Line by line, copy the records below exactly.

• [Dataset content]:
________________

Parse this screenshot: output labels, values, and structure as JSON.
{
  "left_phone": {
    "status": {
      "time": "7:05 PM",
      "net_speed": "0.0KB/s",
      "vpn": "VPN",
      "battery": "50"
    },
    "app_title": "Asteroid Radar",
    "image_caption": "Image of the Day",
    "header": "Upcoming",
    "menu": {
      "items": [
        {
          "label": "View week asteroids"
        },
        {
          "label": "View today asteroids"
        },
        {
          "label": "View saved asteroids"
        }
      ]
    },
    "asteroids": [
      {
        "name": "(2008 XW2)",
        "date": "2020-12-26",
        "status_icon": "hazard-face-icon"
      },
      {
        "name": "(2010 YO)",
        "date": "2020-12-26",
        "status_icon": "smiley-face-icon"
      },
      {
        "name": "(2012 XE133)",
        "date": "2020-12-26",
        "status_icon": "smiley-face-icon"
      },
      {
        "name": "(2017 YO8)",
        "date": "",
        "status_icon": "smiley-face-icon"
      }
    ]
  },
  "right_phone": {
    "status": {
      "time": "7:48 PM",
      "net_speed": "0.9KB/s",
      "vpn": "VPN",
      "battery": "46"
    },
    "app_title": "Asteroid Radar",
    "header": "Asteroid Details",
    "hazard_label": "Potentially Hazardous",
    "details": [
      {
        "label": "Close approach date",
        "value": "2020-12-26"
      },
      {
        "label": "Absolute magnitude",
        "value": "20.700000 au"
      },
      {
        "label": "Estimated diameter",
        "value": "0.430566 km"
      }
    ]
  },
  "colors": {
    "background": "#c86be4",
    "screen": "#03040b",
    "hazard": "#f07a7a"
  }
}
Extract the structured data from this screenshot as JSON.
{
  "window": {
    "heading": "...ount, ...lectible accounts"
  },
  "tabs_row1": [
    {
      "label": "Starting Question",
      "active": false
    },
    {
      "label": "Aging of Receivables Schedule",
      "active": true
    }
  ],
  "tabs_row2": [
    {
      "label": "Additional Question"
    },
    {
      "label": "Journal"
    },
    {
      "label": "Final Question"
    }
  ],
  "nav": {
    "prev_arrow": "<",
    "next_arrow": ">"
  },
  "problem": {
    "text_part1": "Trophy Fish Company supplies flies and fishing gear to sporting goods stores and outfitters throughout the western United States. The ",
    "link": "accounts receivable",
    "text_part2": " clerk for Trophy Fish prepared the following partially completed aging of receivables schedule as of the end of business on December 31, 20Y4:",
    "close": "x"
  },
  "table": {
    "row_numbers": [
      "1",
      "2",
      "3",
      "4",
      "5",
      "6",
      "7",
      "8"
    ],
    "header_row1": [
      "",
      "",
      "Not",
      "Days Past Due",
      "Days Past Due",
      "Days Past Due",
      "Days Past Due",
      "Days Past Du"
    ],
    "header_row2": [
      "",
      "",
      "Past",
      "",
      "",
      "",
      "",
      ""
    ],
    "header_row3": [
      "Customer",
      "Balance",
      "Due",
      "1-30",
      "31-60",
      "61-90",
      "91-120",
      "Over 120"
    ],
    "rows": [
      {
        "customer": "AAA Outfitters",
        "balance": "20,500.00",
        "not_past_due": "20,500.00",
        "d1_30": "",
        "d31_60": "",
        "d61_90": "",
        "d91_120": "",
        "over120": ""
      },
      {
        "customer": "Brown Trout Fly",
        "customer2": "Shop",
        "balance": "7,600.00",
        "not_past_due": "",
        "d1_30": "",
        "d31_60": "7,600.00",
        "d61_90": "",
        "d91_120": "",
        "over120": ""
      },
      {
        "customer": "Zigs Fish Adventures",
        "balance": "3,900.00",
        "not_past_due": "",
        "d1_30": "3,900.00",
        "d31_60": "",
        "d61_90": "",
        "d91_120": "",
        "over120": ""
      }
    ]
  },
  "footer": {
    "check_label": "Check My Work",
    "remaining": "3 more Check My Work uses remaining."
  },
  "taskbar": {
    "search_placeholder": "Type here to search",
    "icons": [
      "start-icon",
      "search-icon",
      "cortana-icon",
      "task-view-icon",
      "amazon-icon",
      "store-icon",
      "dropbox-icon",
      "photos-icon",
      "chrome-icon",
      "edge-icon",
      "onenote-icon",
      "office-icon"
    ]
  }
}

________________

• [Exercise output]:
Parse this screenshot: output labels, values, and structure as JSON.
{
  "left_phone": {
    "status": {
      "time": "7:05 PM",
      "net_speed": "0.0KB/s",
      "vpn": "VPN",
      "battery": "50"
    },
    "app_title": "Asteroid Radar",
    "image_caption": "Image of the Day",
    "header": "Upcoming",
    "menu": {
      "items": [
        {
          "label": "View week asteroids"
        },
        {
          "label": "View today asteroids"
        },
        {
          "label": "View saved asteroids"
        }
      ]
    },
    "asteroids": [
      {
        "name": "(2008 XW2)",
        "date": "2020-12-26",
        "status_icon": "hazard-face-icon"
      },
      {
        "name": "(2010 YO)",
        "date": "2020-12-26",
        "status_icon": "smiley-face-icon"
      },
      {
        "name": "(2012 XE133)",
        "date": "2020-12-26",
        "status_icon": "smiley-face-icon"
      },
      {
        "name": "(2017 YO8)",
        "date": "",
        "status_icon": "smiley-face-icon"
      }
    ]
  },
  "right_phone": {
    "status": {
      "time": "7:48 PM",
      "net_speed": "0.9KB/s",
      "vpn": "VPN",
      "battery": "46"
    },
    "app_title": "Asteroid Radar",
    "header": "Asteroid Details",
    "hazard_label": "Potentially Hazardous",
    "details": [
      {
        "label": "Close approach date",
        "value": "2020-12-26"
      },
      {
        "label": "Absolute magnitude",
        "value": "20.700000 au"
      },
      {
        "label": "Estimated diameter",
        "value": "0.430566 km"
      }
    ]
  },
  "colors": {
    "background": "#c86be4",
    "screen": "#03040b",
    "hazard": "#f07a7a"
  }
}
Extract the structured data from this screenshot as JSON.
{
  "window": {
    "heading": "...ount, ...lectible accounts"
  },
  "tabs_row1": [
    {
      "label": "Starting Question",
      "active": false
    },
    {
      "label": "Aging of Receivables Schedule",
      "active": true
    }
  ],
  "tabs_row2": [
    {
      "label": "Additional Question"
    },
    {
      "label": "Journal"
    },
    {
      "label": "Final Question"
    }
  ],
  "nav": {
    "prev_arrow": "<",
    "next_arrow": ">"
  },
  "problem": {
    "text_part1": "Trophy Fish Company supplies flies and fishing gear to sporting goods stores and outfitters throughout the western United States. The ",
    "link": "accounts receivable",
    "text_part2": " clerk for Trophy Fish prepared the following partially completed aging of receivables schedule as of the end of business on December 31, 20Y4:",
    "close": "x"
  },
  "table": {
    "row_numbers": [
      "1",
      "2",
      "3",
      "4",
      "5",
      "6",
      "7",
      "8"
    ],
    "header_row1": [
      "",
      "",
      "Not",
      "Days Past Due",
      "Days Past Due",
      "Days Past Due",
      "Days Past Due",
      "Days Past Du"
    ],
    "header_row2": [
      "",
      "",
      "Past",
      "",
      "",
      "",
      "",
      ""
    ],
    "header_row3": [
      "Customer",
      "Balance",
      "Due",
      "1-30",
      "31-60",
      "61-90",
      "91-120",
      "Over 120"
    ],
    "rows": [
      {
        "customer": "AAA Outfitters",
        "balance": "20,500.00",
        "not_past_due": "20,500.00",
        "d1_30": "",
        "d31_60": "",
        "d61_90": "",
        "d91_120": "",
        "over120": ""
      },
      {
        "customer": "Brown Trout Fly",
        "customer2": "Shop",
        "balance": "7,600.00",
        "not_past_due": "",
        "d1_30": "",
        "d31_60": "7,600.00",
        "d61_90": "",
        "d91_120": "",
        "over120": ""
      },
      {
        "customer": "Zigs Fish Adventures",
        "balance": "3,900.00",
        "not_past_due": "",
        "d1_30": "3,900.00",
        "d31_60": "",
        "d61_90": "",
        "d91_120": "",
        "over120": ""
      }
    ]
  },
  "footer": {
    "check_label": "Check My Work",
    "remaining": "3 more Check My Work uses remaining."
  },
  "taskbar": {
    "search_placeholder": "Type here to search",
    "icons": [
      "start-icon",
      "search-icon",
      "cortana-icon",
      "task-view-icon",
      "amazon-icon",
      "store-icon",
      "dropbox-icon",
      "photos-icon",
      "chrome-icon",
      "edge-icon",
      "onenote-icon",
      "office-icon"
    ]
  }
}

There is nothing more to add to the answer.